The colony ship "Covenant" is waylaid by unlikely events leading to it investigating a signal from an unknown planet leading to a trail from the original film. The film has the trademark Scott polish and looks beautiful but that is not enough to save it.
This has some of the laziest writing (both plotting and dialogue) I have ever seen but especially in such a legendary franchise. Ridiculous chain events lead to the crew gambling on visiting this strange planet and it is galling to say the least that any semblance of common sense let alone exploration training is lost within seconds. No spoilers in saying that you might want to have a breathing helmet on when first landing on a new planet. I love a good roller-coaster but this just made me angry.
As for the cast, they are done no favours by Scott. Rewatch "Alien" or "Aliens" and you will see textbook examples of how to quickly introduce a team of characters which separates their personalities and moves the story forward. Unfortunately, the heroine is Dany Branson played by Katherine Waterston who was the worst aspect of "Fantastic Beasts and Where to Find Them" and if anything she is worse in this. Her acting persona is a charisma vortex and of course that is a heavy anchor for the rest of the ensemble.
The shining light is Michael Fassbender who as a synthetic can be seen in various roles with flashbacks and so on. Every time he is on screen, the film intensifies and is interesting for that heartbeat. An interesting short film would be just the philosophical discussions he holds in this film.
The rest of the film is standard B grade shoot 'em up but because everyone acts so stupidly you actually end up barracking for the xenomorphs. In fact the pivotal scene which is halfway through the movie is so ludicrous that people laughed in my screening (Think Jedi)

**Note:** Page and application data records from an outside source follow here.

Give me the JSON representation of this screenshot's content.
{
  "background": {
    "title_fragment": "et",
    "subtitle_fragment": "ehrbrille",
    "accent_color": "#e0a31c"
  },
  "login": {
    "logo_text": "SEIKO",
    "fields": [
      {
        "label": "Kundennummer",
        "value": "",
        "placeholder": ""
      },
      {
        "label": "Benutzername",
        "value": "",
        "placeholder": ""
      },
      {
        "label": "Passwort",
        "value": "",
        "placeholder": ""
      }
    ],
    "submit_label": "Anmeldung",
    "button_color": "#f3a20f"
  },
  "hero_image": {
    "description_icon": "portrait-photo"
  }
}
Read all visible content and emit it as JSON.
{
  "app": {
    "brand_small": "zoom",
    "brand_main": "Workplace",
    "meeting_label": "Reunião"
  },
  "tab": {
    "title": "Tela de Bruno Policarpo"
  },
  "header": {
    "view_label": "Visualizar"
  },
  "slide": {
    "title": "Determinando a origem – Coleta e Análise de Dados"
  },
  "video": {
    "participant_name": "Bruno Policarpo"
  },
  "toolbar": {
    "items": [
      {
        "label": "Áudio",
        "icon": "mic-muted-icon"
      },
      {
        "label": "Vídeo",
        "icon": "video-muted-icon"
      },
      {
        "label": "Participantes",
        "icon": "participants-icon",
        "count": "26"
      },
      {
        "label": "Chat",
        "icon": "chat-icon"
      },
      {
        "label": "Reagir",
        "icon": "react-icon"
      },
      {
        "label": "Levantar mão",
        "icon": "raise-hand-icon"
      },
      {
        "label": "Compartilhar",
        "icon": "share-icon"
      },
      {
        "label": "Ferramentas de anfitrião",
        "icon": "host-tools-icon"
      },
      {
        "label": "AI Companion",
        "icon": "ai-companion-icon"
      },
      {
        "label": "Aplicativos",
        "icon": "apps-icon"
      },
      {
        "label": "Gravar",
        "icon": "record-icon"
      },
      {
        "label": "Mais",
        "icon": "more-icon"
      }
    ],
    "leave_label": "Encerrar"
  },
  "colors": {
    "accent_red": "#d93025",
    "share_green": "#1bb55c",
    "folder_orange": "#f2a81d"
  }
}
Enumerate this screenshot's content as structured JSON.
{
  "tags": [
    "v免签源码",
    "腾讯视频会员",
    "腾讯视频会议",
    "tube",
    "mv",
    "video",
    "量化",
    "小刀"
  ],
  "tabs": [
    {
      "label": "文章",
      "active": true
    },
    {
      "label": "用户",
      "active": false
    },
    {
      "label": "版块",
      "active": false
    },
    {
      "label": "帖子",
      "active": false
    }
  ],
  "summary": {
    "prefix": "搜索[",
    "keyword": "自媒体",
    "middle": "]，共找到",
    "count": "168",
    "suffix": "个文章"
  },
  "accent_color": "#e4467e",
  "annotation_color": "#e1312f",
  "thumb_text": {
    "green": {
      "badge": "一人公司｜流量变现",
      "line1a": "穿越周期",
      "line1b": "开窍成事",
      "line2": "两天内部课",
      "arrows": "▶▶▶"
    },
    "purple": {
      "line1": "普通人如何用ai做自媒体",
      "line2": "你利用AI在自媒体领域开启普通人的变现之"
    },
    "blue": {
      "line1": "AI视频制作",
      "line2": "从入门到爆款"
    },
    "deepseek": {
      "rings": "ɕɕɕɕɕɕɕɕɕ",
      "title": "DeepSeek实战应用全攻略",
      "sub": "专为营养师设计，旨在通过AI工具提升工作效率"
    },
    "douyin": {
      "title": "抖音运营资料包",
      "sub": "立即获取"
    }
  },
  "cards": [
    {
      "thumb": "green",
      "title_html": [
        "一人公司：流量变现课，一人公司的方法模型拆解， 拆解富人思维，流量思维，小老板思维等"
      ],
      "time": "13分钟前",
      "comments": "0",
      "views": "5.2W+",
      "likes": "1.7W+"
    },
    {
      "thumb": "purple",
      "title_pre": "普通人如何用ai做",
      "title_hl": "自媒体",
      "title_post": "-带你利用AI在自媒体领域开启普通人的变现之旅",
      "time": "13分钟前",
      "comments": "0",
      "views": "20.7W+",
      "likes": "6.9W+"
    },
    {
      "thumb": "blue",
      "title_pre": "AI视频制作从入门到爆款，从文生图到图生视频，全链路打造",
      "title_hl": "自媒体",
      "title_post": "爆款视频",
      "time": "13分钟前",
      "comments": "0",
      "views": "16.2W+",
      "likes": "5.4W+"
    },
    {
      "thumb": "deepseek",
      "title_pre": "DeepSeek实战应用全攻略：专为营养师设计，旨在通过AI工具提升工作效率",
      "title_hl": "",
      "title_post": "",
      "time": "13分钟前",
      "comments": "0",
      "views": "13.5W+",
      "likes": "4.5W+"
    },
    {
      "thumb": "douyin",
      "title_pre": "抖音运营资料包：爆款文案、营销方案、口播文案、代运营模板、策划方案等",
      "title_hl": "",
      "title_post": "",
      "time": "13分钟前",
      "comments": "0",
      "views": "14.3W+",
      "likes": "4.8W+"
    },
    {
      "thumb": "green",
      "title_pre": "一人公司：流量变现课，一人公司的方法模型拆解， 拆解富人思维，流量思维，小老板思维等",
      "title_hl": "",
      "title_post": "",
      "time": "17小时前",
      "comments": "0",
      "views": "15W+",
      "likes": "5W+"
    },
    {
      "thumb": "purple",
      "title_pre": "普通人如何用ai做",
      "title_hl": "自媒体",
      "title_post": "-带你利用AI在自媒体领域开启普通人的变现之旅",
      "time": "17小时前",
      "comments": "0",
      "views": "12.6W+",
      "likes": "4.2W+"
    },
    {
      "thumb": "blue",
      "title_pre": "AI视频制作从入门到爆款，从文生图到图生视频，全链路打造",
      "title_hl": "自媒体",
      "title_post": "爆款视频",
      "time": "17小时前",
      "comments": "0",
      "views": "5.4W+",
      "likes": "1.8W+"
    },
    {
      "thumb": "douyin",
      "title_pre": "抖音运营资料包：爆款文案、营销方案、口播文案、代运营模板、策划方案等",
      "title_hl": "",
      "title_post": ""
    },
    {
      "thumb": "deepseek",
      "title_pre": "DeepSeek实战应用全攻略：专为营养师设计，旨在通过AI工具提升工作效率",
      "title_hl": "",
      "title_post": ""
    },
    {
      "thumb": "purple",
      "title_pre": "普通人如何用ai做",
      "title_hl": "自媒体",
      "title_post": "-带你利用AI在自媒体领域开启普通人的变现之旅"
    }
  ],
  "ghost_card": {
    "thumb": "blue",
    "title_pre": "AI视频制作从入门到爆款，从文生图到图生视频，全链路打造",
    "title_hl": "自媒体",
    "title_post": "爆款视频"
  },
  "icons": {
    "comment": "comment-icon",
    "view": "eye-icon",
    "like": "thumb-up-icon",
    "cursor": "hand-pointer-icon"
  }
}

Scott was lambasted for the ponderous "Prometheus" so he has doubled down on the action setting up a Gothic palace which needs to be explored but as with any Poe poem or Shelley novella, things can only lead to the macabre despite any action the characters take. This film has more in common with Texas Chainsaw then the Alien franchise.